ME may present abruptly, most often following an infection but also sometimes following a surgical procedure (such as dental work); or after a large hormonal shift (such as pregnancy or menopause). It may also develop more gradually. Adults typically experience worsening post-exertional malaise (PEM), unrefreshing sleep, cognitive problems and/or orthostatic intolerance, in addition to any of the other symptoms in the list above.
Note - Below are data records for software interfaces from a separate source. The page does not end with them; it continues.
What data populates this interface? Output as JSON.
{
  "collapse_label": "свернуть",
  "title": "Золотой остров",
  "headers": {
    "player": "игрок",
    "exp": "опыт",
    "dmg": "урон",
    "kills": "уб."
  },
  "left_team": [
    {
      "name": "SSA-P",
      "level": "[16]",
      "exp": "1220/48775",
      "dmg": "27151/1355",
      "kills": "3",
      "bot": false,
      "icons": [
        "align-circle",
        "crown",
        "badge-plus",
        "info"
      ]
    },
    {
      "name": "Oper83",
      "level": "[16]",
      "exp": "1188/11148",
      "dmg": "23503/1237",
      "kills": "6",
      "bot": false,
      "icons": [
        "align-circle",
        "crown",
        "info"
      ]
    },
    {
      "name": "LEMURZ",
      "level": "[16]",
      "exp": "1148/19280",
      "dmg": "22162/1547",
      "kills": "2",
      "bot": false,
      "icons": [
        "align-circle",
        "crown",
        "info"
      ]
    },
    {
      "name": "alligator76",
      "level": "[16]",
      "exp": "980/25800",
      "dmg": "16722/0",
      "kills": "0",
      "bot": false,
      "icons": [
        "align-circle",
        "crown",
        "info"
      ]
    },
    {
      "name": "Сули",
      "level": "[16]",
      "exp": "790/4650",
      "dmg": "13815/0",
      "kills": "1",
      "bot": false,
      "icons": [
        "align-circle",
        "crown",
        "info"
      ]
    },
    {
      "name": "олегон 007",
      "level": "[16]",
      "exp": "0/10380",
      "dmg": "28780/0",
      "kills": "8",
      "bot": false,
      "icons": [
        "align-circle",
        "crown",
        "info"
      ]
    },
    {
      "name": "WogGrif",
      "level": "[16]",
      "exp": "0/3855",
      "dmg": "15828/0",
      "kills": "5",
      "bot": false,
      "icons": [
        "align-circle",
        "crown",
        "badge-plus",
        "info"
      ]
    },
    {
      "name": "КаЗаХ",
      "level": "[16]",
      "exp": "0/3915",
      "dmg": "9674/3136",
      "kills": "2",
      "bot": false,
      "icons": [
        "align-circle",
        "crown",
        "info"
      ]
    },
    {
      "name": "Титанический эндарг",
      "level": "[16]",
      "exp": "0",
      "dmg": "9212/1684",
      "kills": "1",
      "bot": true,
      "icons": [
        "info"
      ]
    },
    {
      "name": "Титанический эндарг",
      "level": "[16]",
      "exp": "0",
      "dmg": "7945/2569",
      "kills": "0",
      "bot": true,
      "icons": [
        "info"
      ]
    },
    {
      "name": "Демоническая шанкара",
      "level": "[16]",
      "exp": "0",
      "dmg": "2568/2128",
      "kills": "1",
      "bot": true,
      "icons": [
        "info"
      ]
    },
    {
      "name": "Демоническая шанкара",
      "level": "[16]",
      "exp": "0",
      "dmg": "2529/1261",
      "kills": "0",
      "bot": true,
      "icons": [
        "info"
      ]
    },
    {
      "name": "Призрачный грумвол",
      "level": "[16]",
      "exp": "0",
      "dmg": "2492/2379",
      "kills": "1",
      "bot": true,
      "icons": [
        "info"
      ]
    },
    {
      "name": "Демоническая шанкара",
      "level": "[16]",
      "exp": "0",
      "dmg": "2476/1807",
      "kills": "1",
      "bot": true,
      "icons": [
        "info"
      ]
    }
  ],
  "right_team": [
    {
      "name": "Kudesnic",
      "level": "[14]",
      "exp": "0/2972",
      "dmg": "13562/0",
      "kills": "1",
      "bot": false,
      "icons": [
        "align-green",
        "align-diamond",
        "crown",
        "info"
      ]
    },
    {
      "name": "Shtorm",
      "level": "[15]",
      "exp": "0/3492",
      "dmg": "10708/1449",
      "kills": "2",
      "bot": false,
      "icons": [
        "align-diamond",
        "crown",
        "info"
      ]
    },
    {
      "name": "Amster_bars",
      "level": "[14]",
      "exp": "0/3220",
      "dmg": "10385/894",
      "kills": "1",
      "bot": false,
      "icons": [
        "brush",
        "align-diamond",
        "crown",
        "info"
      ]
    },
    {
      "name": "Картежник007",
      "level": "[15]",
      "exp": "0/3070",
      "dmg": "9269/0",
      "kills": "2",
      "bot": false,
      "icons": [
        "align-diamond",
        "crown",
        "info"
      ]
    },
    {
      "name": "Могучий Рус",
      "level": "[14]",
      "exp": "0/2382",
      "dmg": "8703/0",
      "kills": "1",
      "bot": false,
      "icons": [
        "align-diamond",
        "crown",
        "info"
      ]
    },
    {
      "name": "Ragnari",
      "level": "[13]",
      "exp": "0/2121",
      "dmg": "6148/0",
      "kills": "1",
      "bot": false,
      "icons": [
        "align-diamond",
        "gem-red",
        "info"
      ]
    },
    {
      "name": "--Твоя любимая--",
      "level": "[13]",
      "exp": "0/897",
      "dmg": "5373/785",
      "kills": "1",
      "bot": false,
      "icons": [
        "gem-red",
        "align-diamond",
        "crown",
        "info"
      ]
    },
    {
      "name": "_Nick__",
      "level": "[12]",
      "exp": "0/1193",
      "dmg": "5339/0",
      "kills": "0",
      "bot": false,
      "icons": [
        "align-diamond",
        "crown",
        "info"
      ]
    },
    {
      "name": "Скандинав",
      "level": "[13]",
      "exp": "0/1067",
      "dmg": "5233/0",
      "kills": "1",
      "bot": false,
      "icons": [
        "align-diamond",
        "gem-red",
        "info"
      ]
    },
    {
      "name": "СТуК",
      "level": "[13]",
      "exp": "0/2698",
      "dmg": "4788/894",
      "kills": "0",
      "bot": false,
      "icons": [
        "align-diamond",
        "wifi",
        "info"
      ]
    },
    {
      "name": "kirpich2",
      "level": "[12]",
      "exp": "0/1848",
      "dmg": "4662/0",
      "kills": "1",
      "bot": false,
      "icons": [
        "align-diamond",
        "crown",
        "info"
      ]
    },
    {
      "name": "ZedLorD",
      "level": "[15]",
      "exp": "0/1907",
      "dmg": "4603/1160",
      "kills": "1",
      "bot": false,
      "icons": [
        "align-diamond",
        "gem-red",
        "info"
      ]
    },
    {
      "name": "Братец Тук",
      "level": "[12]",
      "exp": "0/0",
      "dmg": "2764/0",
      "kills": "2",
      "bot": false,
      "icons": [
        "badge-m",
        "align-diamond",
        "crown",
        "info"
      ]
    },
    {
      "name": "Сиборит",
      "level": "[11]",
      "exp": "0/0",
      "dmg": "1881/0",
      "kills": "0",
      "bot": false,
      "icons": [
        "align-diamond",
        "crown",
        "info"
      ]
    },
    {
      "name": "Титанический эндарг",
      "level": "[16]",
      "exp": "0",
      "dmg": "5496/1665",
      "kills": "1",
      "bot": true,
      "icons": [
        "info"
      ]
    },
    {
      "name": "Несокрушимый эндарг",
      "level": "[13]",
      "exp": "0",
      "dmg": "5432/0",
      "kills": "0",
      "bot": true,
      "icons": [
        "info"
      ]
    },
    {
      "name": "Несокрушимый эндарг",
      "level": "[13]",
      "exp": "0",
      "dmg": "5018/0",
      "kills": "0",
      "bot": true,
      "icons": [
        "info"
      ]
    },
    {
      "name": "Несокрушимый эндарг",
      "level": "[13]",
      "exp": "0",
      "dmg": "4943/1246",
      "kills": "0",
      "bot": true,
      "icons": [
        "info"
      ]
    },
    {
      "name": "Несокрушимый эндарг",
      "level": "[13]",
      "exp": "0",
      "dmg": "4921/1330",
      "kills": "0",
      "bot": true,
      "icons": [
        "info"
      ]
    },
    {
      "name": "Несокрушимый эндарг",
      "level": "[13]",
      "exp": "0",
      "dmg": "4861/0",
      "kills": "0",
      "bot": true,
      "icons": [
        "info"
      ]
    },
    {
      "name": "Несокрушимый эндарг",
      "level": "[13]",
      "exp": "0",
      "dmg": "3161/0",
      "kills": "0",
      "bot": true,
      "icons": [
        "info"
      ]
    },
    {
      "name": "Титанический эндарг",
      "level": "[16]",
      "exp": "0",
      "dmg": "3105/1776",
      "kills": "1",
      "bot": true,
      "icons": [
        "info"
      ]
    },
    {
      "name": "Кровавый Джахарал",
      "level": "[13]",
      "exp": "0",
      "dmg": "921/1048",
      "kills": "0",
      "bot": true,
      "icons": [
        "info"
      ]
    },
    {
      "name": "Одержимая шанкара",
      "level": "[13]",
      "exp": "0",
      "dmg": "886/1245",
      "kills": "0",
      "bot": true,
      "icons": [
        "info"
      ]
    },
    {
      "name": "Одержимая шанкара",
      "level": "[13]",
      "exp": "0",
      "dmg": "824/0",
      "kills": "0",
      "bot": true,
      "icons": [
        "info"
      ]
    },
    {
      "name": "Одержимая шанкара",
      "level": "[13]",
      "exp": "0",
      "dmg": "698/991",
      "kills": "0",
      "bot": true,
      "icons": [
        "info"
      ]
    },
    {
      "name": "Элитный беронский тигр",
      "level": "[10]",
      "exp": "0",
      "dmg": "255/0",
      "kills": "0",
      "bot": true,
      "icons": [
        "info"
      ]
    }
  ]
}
Teens and children most often experience PEM, trouble concentrating, unrefreshing or disturbed sleep, pain, dizziness, near fainting, periods of bloating and constipation, problems regulating temperature, and other symptoms.

In 2015, the National Academy of Medicine published new diagnostic criteria for ME, which require the presence of the following: substantial impairment in activity that lasts six months or more and is accompanied by fatigue, post-exertional malaise (PEM), unrefreshing sleep, and either cognitive impairment or orthostatic intolerance.

People with ME may have one or more additional diseases (comorbidities). For example, many people with ME also have fibromyalgia (widespread muscle pain and unrefreshing sleep), postural orthostatic tachycardia syndrome (POTS, increased heart rate upon standing), and/or gastroparesis/irritable bowel syndrome (bloating and constipation). They may also experience Ehler's Danlos Syndrome (hyperextensibility disorder) and mast cell disorders (hives or allergic issues). It's important to diagnose these other illnesses as they should also be treated.

How is ME Treated?

Although cognitive behavior therapy (CBT) and graded exercise therapy (GET) were once recommended to treat patients with ME, these interventions assume that patients are just out of shape (deconditioned) and are based on studies that included patients with other fatiguing conditions. These recommendations have caused more harm than good for people with ME and have been eliminated from the Centers for Disease Control and Prevention (CDC) website.

Currently, there are no FDA-approved treatments specifically for ME. Among suggested treatments are "pacing", which can help people with ME avoid crashes by matching their level of activity to their limited amount of available energy; use of sleep aids and medications; anti-inflammatory medications and muscle relaxants; and treatments for pain.

In addition to prescribing treatments, health care providers can help people with ME apply for disability and obtain accommodations in the workplace and at school.

Resources

Compiled below is a list of links to resources for adults and children with ME, their caregivers, clinicians and other professionals.

1. Resources for Medical Providers, People with ME and their Caregivers:

Applying for Social Security:

2. Other Resources for Medical Providers and Researchers

Research Centers

3. Other Resources for People with ME and their Caregivers

The organizations listed below may serve as points of contact for support and finding medical providers who specialize in treating ME.

MEAction

#MEAction is an international network of patients fighting for health equality for Myalgic Encephalomyelitis (ME). The mission is to grow and mobilize a community of patients and allies to be strong and effective advocates for people with ME and related conditions.

Solve ME/CFS Initiative

The Solve ME/CFS Initiative (SMCI) is a non-profit disease organization that works to accelerate the discovery of safe and effective treatments, strives for an aggressive expansion of funding for research that will lead to a cure and seeks to engage the entire ME/CFS community in research.

MassCFIDS

The Massachusetts CFIDS/ME & FM Association, a 501(c)3 founded in 1985, exists to meet the needs of patients with CFIDS (Chronic Fatigue and Immune Dysfunction Syndrome, also known as Chronic Fatigue Syndrome), ME (Myalgic Encephalomyelitis) or FM (Fibromyalgia), their families and loved ones.

Other potentially useful resources include: